[Excerpts from an interface dataset]
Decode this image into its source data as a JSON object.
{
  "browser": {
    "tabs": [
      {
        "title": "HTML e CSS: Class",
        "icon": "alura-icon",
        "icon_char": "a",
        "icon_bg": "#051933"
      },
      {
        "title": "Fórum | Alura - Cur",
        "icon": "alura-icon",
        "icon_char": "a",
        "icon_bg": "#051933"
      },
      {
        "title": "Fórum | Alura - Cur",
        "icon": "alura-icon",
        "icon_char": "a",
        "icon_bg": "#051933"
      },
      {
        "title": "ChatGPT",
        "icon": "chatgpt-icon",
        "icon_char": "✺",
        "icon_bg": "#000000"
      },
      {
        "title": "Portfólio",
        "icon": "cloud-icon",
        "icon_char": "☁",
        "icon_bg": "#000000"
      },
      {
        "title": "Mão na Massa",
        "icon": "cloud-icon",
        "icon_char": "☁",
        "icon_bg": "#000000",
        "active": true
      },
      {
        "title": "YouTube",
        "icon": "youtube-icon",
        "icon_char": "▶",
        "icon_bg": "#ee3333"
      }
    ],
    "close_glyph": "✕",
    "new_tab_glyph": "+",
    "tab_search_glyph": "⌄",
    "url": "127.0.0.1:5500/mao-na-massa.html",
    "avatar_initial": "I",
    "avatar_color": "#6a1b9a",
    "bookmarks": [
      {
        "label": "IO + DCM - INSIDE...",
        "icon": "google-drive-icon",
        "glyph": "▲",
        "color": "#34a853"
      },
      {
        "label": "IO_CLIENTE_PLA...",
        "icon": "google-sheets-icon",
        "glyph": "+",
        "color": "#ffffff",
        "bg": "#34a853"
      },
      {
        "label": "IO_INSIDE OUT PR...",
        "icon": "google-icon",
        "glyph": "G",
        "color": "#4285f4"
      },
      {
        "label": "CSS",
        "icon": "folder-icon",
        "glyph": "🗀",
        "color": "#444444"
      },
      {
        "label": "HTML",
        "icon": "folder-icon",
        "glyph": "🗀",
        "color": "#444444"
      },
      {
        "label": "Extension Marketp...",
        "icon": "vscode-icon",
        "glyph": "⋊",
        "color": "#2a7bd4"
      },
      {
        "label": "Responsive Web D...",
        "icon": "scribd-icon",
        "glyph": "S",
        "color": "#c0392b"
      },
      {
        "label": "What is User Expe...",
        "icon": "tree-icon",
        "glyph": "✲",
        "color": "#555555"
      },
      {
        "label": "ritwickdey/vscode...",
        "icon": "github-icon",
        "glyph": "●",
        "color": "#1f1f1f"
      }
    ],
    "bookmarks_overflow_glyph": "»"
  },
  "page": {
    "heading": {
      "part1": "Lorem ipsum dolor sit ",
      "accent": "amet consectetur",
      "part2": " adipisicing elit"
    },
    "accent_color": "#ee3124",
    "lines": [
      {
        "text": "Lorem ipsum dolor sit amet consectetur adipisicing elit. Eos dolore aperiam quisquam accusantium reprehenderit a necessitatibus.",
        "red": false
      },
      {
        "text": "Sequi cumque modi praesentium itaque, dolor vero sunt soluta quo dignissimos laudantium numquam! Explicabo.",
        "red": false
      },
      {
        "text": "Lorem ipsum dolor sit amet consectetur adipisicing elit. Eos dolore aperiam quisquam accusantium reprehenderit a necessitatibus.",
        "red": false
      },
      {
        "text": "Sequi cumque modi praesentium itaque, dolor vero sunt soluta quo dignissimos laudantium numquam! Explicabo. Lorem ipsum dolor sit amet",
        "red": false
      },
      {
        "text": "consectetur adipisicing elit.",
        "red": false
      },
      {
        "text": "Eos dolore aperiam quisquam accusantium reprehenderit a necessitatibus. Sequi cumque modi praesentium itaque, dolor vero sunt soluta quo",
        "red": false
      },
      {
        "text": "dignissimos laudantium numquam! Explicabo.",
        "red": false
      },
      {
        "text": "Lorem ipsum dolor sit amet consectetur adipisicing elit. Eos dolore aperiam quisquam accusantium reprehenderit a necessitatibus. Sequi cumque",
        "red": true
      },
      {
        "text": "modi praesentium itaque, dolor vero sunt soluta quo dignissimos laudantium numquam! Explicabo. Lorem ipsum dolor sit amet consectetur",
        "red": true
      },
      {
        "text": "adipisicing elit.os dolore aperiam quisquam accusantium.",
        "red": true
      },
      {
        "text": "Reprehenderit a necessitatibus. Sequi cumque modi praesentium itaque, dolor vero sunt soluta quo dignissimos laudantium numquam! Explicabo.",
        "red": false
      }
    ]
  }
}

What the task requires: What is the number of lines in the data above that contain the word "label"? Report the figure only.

Worked solution: 9